• [Your objective]: All of the records must be set down again word for word.

[Opening Study material section]

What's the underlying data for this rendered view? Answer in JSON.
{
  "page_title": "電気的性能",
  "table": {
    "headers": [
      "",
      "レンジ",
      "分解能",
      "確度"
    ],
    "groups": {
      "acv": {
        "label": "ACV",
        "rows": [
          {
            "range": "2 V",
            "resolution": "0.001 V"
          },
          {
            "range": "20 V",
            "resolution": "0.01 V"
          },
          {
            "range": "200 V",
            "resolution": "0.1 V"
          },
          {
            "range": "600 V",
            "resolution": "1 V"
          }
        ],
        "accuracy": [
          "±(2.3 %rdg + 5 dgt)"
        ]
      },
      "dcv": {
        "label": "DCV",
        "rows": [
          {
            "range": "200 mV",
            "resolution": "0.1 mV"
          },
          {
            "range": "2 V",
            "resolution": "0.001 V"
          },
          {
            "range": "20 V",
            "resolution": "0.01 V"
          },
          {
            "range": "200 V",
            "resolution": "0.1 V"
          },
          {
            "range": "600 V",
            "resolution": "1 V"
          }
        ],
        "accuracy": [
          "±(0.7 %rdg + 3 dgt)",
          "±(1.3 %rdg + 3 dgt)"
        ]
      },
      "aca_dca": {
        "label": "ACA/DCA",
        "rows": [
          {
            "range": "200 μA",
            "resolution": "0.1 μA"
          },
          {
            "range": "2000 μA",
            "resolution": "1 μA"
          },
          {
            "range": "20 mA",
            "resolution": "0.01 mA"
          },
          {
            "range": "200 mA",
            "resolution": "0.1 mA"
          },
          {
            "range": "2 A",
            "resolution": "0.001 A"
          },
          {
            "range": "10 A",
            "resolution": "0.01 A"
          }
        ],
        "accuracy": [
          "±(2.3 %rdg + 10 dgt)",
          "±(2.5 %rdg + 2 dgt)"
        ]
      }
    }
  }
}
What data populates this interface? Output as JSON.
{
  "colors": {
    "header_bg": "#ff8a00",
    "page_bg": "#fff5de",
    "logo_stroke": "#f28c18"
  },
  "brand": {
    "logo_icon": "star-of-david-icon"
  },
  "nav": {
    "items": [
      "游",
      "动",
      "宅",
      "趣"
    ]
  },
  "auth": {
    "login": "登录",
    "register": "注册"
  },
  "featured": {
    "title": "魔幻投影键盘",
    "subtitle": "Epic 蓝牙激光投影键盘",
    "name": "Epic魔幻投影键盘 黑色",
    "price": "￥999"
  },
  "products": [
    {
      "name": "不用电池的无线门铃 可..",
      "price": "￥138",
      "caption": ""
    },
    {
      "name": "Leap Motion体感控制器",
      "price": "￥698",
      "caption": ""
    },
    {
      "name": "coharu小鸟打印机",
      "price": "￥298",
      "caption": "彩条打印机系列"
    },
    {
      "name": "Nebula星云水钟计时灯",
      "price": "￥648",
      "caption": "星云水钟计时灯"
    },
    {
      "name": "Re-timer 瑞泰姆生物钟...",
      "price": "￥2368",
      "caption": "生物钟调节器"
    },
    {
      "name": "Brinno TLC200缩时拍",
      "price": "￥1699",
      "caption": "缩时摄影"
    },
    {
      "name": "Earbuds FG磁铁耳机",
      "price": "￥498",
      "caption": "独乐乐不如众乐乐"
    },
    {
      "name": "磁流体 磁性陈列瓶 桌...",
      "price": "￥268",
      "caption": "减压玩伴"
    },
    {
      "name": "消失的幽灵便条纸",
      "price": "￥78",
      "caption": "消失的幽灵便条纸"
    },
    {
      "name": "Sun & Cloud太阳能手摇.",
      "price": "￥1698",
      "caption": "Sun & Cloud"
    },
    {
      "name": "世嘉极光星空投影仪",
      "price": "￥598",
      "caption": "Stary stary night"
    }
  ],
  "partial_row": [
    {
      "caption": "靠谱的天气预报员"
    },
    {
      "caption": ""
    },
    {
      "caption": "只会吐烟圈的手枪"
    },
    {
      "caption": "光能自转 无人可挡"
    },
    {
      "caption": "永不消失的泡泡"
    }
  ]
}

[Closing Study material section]

• [Solution to this task]:
What's the underlying data for this rendered view? Answer in JSON.
{
  "page_title": "電気的性能",
  "table": {
    "headers": [
      "",
      "レンジ",
      "分解能",
      "確度"
    ],
    "groups": {
      "acv": {
        "label": "ACV",
        "rows": [
          {
            "range": "2 V",
            "resolution": "0.001 V"
          },
          {
            "range": "20 V",
            "resolution": "0.01 V"
          },
          {
            "range": "200 V",
            "resolution": "0.1 V"
          },
          {
            "range": "600 V",
            "resolution": "1 V"
          }
        ],
        "accuracy": [
          "±(2.3 %rdg + 5 dgt)"
        ]
      },
      "dcv": {
        "label": "DCV",
        "rows": [
          {
            "range": "200 mV",
            "resolution": "0.1 mV"
          },
          {
            "range": "2 V",
            "resolution": "0.001 V"
          },
          {
            "range": "20 V",
            "resolution": "0.01 V"
          },
          {
            "range": "200 V",
            "resolution": "0.1 V"
          },
          {
            "range": "600 V",
            "resolution": "1 V"
          }
        ],
        "accuracy": [
          "±(0.7 %rdg + 3 dgt)",
          "±(1.3 %rdg + 3 dgt)"
        ]
      },
      "aca_dca": {
        "label": "ACA/DCA",
        "rows": [
          {
            "range": "200 μA",
            "resolution": "0.1 μA"
          },
          {
            "range": "2000 μA",
            "resolution": "1 μA"
          },
          {
            "range": "20 mA",
            "resolution": "0.01 mA"
          },
          {
            "range": "200 mA",
            "resolution": "0.1 mA"
          },
          {
            "range": "2 A",
            "resolution": "0.001 A"
          },
          {
            "range": "10 A",
            "resolution": "0.01 A"
          }
        ],
        "accuracy": [
          "±(2.3 %rdg + 10 dgt)",
          "±(2.5 %rdg + 2 dgt)"
        ]
      }
    }
  }
}
What data populates this interface? Output as JSON.
{
  "colors": {
    "header_bg": "#ff8a00",
    "page_bg": "#fff5de",
    "logo_stroke": "#f28c18"
  },
  "brand": {
    "logo_icon": "star-of-david-icon"
  },
  "nav": {
    "items": [
      "游",
      "动",
      "宅",
      "趣"
    ]
  },
  "auth": {
    "login": "登录",
    "register": "注册"
  },
  "featured": {
    "title": "魔幻投影键盘",
    "subtitle": "Epic 蓝牙激光投影键盘",
    "name": "Epic魔幻投影键盘 黑色",
    "price": "￥999"
  },
  "products": [
    {
      "name": "不用电池的无线门铃 可..",
      "price": "￥138",
      "caption": ""
    },
    {
      "name": "Leap Motion体感控制器",
      "price": "￥698",
      "caption": ""
    },
    {
      "name": "coharu小鸟打印机",
      "price": "￥298",
      "caption": "彩条打印机系列"
    },
    {
      "name": "Nebula星云水钟计时灯",
      "price": "￥648",
      "caption": "星云水钟计时灯"
    },
    {
      "name": "Re-timer 瑞泰姆生物钟...",
      "price": "￥2368",
      "caption": "生物钟调节器"
    },
    {
      "name": "Brinno TLC200缩时拍",
      "price": "￥1699",
      "caption": "缩时摄影"
    },
    {
      "name": "Earbuds FG磁铁耳机",
      "price": "￥498",
      "caption": "独乐乐不如众乐乐"
    },
    {
      "name": "磁流体 磁性陈列瓶 桌...",
      "price": "￥268",
      "caption": "减压玩伴"
    },
    {
      "name": "消失的幽灵便条纸",
      "price": "￥78",
      "caption": "消失的幽灵便条纸"
    },
    {
      "name": "Sun & Cloud太阳能手摇.",
      "price": "￥1698",
      "caption": "Sun & Cloud"
    },
    {
      "name": "世嘉极光星空投影仪",
      "price": "￥598",
      "caption": "Stary stary night"
    }
  ],
  "partial_row": [
    {
      "caption": "靠谱的天气预报员"
    },
    {
      "caption": ""
    },
    {
      "caption": "只会吐烟圈的手枪"
    },
    {
      "caption": "光能自转 无人可挡"
    },
    {
      "caption": "永不消失的泡泡"
    }
  ]
}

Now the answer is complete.